▶ [Data entries]

• • • •

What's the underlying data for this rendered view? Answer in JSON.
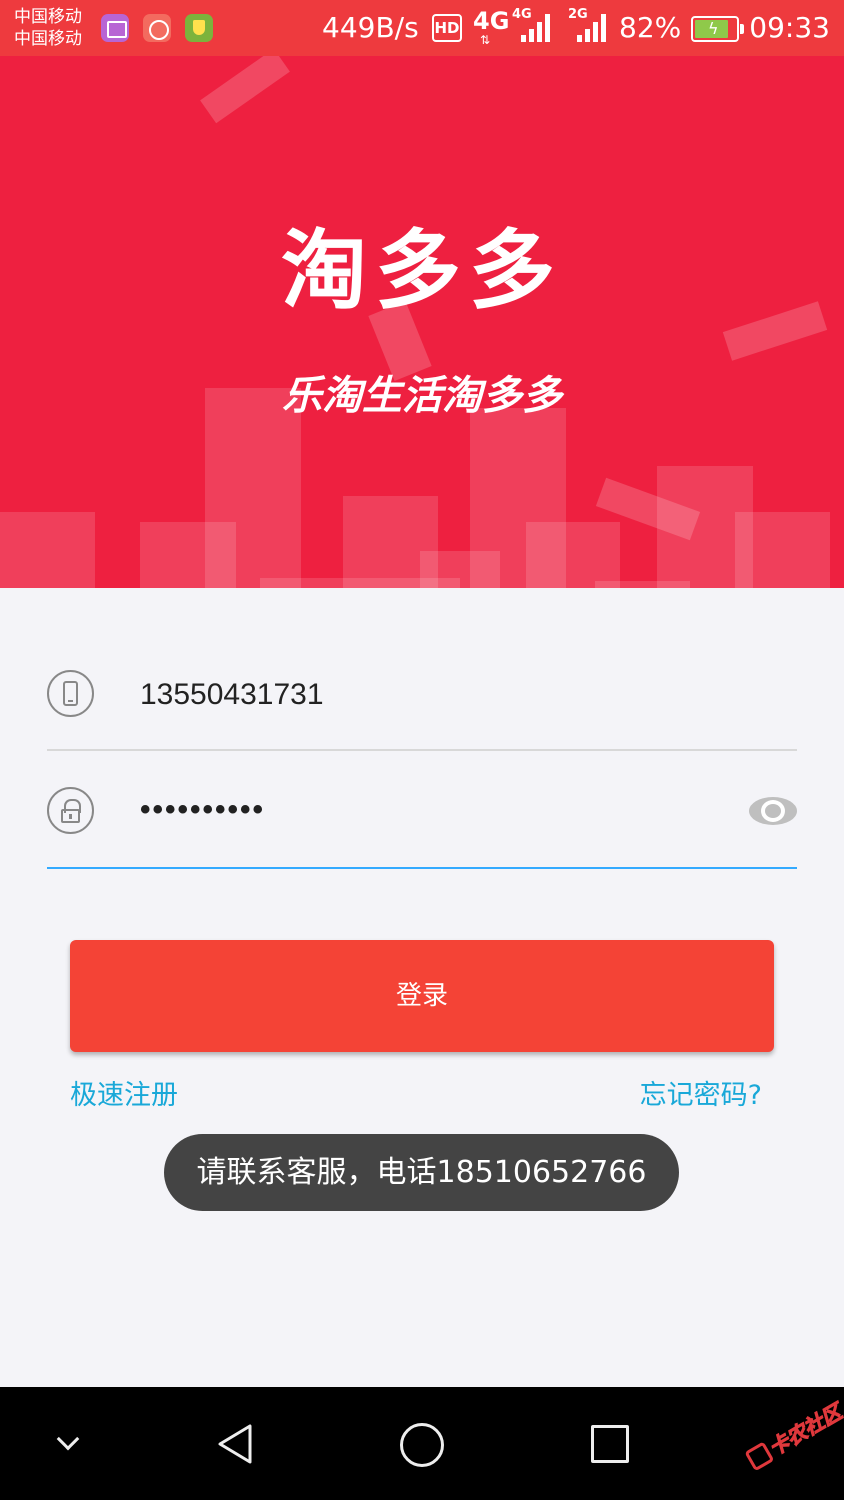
{
  "status_bar": {
    "carrier_1": "中国移动",
    "carrier_2": "中国移动",
    "net_speed": "449B/s",
    "hd_badge": "HD",
    "network_type": "4G",
    "network_arrows": "⇅",
    "sim1_type": "4G",
    "sim2_type": "2G",
    "battery_percent": "82%",
    "battery_level": 0.82,
    "time": "09:33"
  },
  "banner": {
    "title": "淘多多",
    "slogan": "乐淘生活淘多多",
    "background_color": "#ee2040"
  },
  "form": {
    "phone_value": "13550431731",
    "password_value": "••••••••••"
  },
  "actions": {
    "login_label": "登录",
    "register_label": "极速注册",
    "forgot_label": "忘记密码?"
  },
  "toast": {
    "message": "请联系客服，电话18510652766"
  },
  "colors": {
    "status_bar": "#ee3a3e",
    "primary_button": "#f44336",
    "link": "#19a8d8",
    "focused_underline": "#33aaff"
  },
  "watermark": {
    "text": "卡农社区"
  },
  "icons": {
    "phone": "phone-icon",
    "lock": "lock-icon",
    "eye": "eye-icon",
    "nav_back": "triangle-back-icon",
    "nav_home": "circle-home-icon",
    "nav_recent": "square-recent-icon"
  }
}
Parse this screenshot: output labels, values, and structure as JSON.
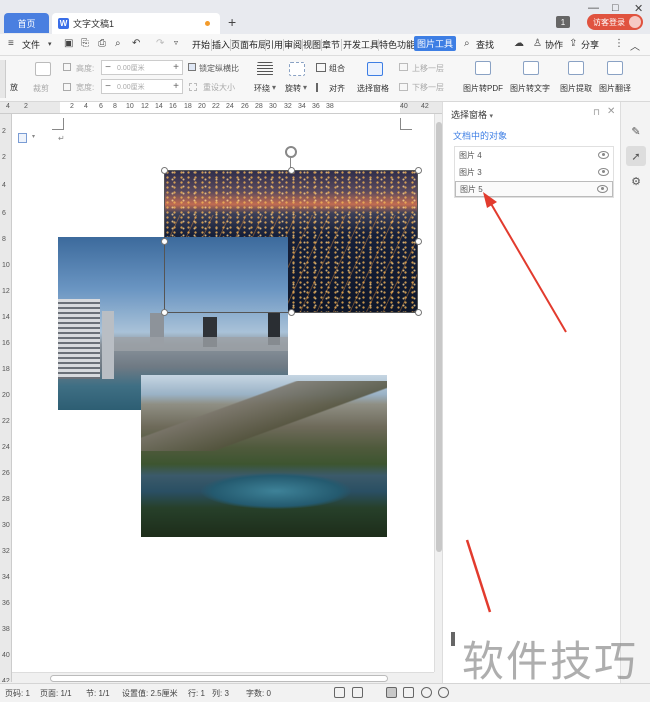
{
  "tabs": {
    "home": "首页",
    "document": "文字文稿1",
    "unsaved_dot_color": "#f39b2b",
    "new_tab": "+"
  },
  "window": {
    "badge": "1",
    "login": "访客登录"
  },
  "menu": {
    "file": "文件",
    "items": [
      "开始",
      "插入",
      "页面布局",
      "引用",
      "审阅",
      "视图",
      "章节",
      "开发工具",
      "特色功能",
      "图片工具"
    ],
    "active": "图片工具",
    "search": "查找",
    "collab": "协作",
    "share": "分享"
  },
  "ribbon": {
    "left_cut": "放",
    "crop": "裁剪",
    "height_label": "高度:",
    "width_label": "宽度:",
    "height_value": "0.00厘米",
    "width_value": "0.00厘米",
    "lock_ratio": "锁定纵横比",
    "reset_size": "重设大小",
    "wrap": "环绕",
    "rotate": "旋转",
    "group": "组合",
    "align": "对齐",
    "select_pane": "选择窗格",
    "bring_forward": "上移一层",
    "send_backward": "下移一层",
    "to_pdf": "图片转PDF",
    "to_text": "图片转文字",
    "extract": "图片提取",
    "translate": "图片翻译"
  },
  "ruler": {
    "h": [
      "4",
      "2",
      "",
      "2",
      "4",
      "6",
      "8",
      "10",
      "12",
      "14",
      "16",
      "18",
      "20",
      "22",
      "24",
      "26",
      "28",
      "30",
      "32",
      "34",
      "36",
      "38",
      "",
      "40",
      "42"
    ],
    "v": [
      "2",
      "2",
      "4",
      "6",
      "8",
      "10",
      "12",
      "14",
      "16",
      "18",
      "20",
      "22",
      "24",
      "26",
      "28",
      "30",
      "32",
      "34",
      "36",
      "38",
      "40",
      "42"
    ]
  },
  "panel": {
    "title": "选择窗格",
    "subtitle": "文档中的对象",
    "objects": [
      "图片 4",
      "图片 3",
      "图片 5"
    ],
    "selected": "图片 5"
  },
  "status": {
    "page_no": "页码: 1",
    "pages": "页面: 1/1",
    "section": "节: 1/1",
    "setting": "设置值: 2.5厘米",
    "row": "行: 1",
    "col": "列: 3",
    "words": "字数: 0"
  },
  "watermark": "软件技巧",
  "colors": {
    "accent": "#3d7ee4",
    "arrow": "#e23b2e",
    "login": "#e0533f"
  }
}
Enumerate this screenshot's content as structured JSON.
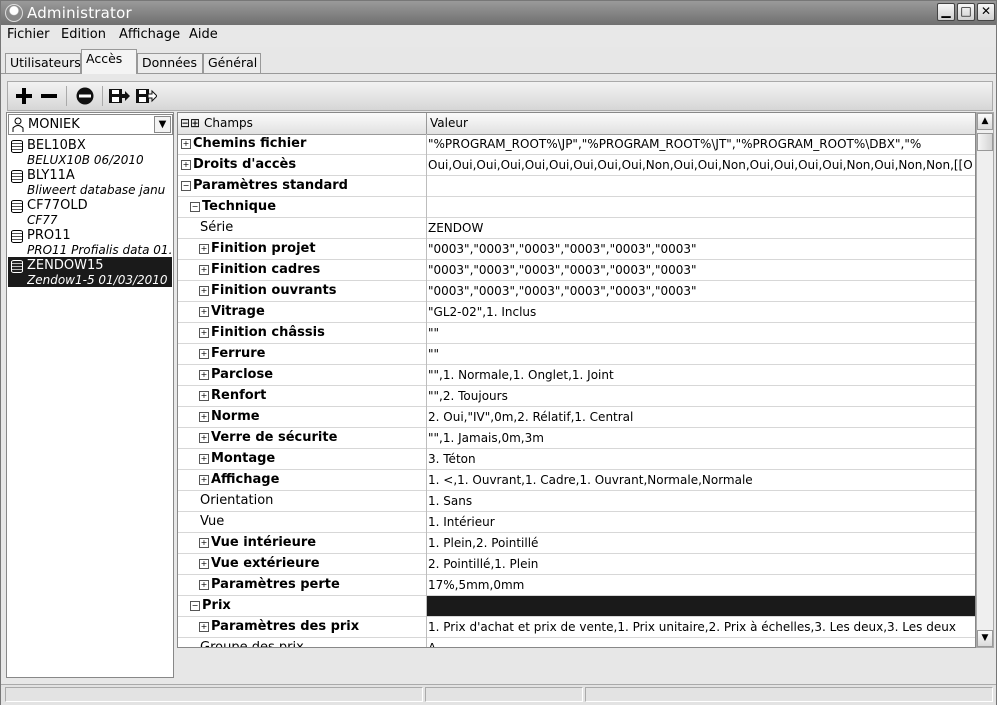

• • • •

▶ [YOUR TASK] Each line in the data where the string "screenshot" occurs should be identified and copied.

▶ [YOUR RESPONSE]
Parse this screenshot: output labels, values, and structure as JSON.
Enumerate this screenshot's content as structured JSON.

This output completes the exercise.